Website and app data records
________________________
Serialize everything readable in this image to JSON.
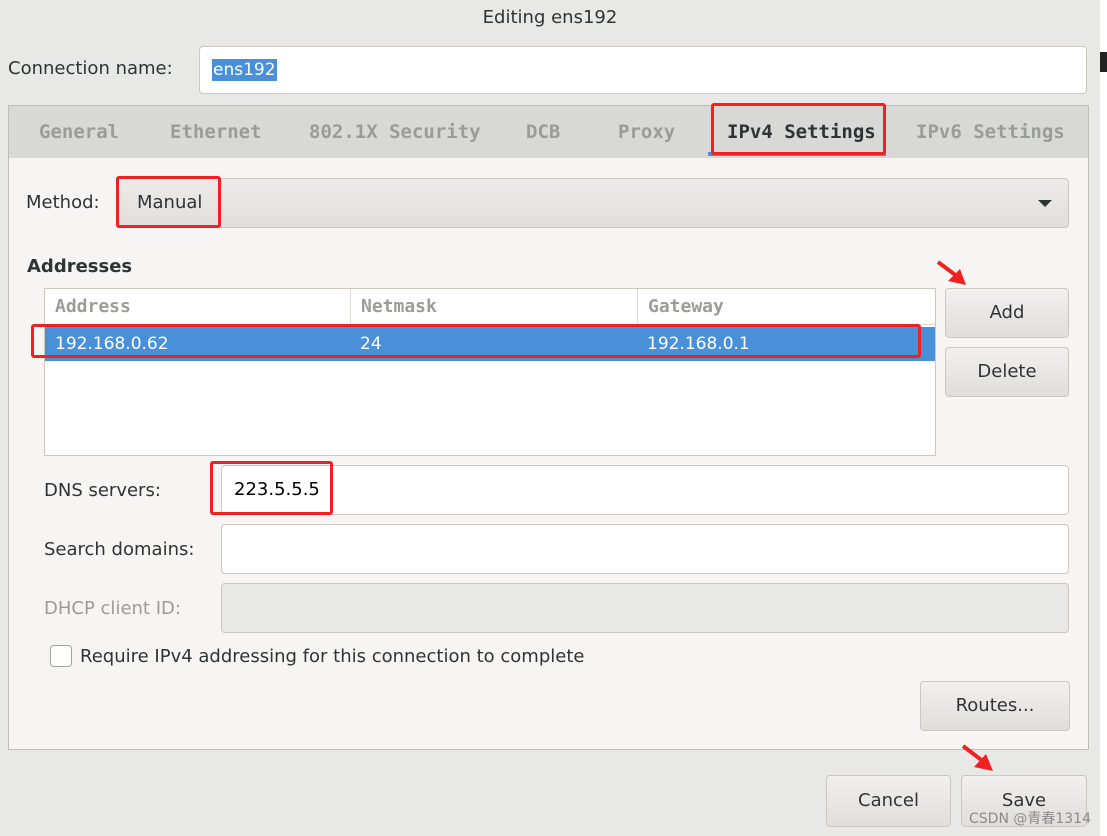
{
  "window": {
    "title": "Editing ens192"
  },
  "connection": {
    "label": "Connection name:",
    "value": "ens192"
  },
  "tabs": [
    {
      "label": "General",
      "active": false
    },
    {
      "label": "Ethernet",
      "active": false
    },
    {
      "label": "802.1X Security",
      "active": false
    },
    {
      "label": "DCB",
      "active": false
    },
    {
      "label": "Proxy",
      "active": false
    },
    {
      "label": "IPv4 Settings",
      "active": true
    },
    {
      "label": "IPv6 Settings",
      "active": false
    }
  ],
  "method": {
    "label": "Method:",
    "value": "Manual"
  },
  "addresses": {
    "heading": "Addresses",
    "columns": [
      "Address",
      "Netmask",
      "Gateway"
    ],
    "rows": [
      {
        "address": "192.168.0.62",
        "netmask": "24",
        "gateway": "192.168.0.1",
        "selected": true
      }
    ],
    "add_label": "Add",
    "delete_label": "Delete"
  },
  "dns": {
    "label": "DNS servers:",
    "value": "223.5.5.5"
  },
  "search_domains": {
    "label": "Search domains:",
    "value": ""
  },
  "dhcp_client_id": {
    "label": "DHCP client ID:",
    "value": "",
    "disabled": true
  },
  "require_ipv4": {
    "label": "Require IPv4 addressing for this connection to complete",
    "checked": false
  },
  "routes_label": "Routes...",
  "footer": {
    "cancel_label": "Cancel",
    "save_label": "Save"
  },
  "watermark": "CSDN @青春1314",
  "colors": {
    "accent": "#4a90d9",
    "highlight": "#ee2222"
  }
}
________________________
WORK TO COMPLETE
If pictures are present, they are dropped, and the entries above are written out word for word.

RESULT
Serialize everything readable in this image to JSON.
{
  "window": {
    "title": "Editing ens192"
  },
  "connection": {
    "label": "Connection name:",
    "value": "ens192"
  },
  "tabs": [
    {
      "label": "General",
      "active": false
    },
    {
      "label": "Ethernet",
      "active": false
    },
    {
      "label": "802.1X Security",
      "active": false
    },
    {
      "label": "DCB",
      "active": false
    },
    {
      "label": "Proxy",
      "active": false
    },
    {
      "label": "IPv4 Settings",
      "active": true
    },
    {
      "label": "IPv6 Settings",
      "active": false
    }
  ],
  "method": {
    "label": "Method:",
    "value": "Manual"
  },
  "addresses": {
    "heading": "Addresses",
    "columns": [
      "Address",
      "Netmask",
      "Gateway"
    ],
    "rows": [
      {
        "address": "192.168.0.62",
        "netmask": "24",
        "gateway": "192.168.0.1",
        "selected": true
      }
    ],
    "add_label": "Add",
    "delete_label": "Delete"
  },
  "dns": {
    "label": "DNS servers:",
    "value": "223.5.5.5"
  },
  "search_domains": {
    "label": "Search domains:",
    "value": ""
  },
  "dhcp_client_id": {
    "label": "DHCP client ID:",
    "value": "",
    "disabled": true
  },
  "require_ipv4": {
    "label": "Require IPv4 addressing for this connection to complete",
    "checked": false
  },
  "routes_label": "Routes...",
  "footer": {
    "cancel_label": "Cancel",
    "save_label": "Save"
  },
  "watermark": "CSDN @青春1314",
  "colors": {
    "accent": "#4a90d9",
    "highlight": "#ee2222"
  }
}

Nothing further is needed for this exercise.